- [Work to complete]: Across the listing below, count every line where the string "JSON" appears, then give only the count.

- [Data under study]:
● ● ● ● ●
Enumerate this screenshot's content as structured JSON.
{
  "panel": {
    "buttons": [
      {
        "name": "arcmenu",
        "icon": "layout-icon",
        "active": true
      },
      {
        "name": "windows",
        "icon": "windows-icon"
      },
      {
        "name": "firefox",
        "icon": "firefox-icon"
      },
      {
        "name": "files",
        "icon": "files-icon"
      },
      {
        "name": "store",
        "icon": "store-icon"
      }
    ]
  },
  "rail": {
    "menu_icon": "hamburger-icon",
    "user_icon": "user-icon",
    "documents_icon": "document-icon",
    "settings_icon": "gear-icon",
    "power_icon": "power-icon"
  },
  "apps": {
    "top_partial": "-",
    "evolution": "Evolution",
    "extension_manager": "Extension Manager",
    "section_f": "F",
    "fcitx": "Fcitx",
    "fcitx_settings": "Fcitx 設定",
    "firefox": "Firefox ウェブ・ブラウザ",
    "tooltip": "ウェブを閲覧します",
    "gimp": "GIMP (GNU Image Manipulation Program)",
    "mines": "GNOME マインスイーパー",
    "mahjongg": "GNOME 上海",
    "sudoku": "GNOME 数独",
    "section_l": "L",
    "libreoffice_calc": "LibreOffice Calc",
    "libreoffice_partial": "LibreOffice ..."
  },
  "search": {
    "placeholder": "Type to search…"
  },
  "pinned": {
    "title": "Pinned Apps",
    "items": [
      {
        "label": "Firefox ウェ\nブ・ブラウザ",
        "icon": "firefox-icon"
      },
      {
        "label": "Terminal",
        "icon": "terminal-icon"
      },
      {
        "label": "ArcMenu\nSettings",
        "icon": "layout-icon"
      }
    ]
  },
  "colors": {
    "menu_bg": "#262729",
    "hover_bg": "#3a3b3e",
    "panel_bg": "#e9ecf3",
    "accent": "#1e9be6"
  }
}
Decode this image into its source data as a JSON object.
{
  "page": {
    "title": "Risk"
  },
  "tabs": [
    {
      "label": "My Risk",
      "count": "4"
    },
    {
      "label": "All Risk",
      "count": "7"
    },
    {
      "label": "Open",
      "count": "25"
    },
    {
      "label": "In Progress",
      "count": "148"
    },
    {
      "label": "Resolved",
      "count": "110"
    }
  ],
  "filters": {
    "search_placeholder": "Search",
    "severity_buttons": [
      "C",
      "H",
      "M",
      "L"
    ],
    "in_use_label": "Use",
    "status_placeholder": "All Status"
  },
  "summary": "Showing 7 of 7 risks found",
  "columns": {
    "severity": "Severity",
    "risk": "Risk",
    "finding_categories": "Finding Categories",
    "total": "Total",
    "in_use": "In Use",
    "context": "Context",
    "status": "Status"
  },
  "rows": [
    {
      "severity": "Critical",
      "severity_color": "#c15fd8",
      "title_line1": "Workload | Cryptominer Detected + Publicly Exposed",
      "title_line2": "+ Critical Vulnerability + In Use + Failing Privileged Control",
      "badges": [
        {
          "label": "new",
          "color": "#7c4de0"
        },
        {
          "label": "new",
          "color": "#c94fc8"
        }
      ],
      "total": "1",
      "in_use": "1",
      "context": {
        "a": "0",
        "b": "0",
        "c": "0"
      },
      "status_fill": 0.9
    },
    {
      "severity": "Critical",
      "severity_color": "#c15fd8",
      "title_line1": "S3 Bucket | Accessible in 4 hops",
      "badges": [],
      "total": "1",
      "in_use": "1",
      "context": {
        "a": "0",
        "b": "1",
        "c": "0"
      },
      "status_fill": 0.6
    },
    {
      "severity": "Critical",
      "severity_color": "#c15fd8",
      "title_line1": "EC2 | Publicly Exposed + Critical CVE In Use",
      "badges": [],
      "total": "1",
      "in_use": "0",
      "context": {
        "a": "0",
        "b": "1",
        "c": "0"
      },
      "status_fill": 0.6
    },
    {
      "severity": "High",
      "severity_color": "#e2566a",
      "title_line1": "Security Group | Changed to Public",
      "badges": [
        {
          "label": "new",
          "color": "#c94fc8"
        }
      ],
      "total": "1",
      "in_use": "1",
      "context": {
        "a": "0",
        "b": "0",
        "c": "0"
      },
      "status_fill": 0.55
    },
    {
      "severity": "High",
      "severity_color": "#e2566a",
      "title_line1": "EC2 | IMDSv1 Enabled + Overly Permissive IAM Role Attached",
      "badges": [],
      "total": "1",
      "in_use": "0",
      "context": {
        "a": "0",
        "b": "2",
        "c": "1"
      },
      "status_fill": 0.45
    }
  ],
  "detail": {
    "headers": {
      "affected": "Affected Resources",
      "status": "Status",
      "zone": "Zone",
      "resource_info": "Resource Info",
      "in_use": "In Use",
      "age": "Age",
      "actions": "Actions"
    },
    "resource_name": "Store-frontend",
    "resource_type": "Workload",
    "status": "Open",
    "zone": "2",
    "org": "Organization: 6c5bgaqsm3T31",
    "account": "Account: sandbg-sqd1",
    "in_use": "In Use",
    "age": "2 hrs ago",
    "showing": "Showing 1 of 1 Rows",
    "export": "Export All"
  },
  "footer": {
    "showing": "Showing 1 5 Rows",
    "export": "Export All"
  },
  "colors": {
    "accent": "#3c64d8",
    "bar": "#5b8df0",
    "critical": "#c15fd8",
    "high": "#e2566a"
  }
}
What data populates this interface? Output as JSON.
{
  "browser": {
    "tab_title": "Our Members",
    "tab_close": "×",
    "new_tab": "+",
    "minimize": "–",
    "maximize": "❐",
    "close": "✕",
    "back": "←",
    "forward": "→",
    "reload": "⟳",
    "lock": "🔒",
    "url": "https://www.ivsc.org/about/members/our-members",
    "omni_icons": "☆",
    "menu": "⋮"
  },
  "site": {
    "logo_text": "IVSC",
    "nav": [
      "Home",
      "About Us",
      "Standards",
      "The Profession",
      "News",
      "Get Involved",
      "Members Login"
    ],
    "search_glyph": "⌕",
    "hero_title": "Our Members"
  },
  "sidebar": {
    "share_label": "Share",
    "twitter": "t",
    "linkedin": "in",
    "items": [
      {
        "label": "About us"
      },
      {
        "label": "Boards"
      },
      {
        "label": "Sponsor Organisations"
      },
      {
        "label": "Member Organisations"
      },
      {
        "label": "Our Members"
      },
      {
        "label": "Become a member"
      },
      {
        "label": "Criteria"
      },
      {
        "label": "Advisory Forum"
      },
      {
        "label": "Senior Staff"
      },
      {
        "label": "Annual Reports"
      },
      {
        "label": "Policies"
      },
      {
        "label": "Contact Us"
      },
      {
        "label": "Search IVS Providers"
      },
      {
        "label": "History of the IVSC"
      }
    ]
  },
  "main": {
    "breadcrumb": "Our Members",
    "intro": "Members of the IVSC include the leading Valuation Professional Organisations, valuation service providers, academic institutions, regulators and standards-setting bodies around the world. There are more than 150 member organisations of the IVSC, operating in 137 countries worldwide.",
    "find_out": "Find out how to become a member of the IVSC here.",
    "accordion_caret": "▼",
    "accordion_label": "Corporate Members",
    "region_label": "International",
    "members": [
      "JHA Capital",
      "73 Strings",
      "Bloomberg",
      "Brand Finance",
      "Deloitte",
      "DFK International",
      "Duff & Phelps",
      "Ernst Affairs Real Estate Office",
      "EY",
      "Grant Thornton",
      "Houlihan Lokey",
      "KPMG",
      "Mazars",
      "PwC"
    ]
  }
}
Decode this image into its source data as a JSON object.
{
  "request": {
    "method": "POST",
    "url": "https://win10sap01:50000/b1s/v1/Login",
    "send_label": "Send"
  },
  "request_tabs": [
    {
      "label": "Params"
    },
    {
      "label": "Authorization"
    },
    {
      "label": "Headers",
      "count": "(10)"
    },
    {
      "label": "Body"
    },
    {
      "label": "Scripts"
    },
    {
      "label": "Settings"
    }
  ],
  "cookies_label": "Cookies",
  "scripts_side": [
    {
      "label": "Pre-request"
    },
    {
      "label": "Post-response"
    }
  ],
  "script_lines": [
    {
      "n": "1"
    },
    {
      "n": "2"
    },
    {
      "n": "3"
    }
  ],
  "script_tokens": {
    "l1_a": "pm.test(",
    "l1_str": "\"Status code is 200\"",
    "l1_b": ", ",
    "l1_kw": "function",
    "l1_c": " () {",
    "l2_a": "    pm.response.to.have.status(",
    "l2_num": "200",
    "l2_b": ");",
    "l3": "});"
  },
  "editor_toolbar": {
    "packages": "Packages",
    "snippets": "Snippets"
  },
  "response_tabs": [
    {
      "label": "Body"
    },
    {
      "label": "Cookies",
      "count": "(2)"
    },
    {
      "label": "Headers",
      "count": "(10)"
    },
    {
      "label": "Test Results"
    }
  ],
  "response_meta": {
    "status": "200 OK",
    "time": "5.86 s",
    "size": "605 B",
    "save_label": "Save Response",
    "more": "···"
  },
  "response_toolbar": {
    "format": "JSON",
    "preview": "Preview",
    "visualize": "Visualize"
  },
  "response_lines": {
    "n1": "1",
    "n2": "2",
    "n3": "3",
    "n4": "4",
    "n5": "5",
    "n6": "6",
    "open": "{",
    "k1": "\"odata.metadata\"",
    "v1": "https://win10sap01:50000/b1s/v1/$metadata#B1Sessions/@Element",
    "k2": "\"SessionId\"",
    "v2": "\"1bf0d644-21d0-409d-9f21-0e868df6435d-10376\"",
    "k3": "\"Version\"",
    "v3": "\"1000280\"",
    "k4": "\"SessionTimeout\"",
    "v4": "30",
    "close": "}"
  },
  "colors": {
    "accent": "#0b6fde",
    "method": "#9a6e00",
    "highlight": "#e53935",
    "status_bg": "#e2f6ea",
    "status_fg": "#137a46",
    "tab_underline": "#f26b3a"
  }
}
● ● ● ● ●
- [Answer space]: 5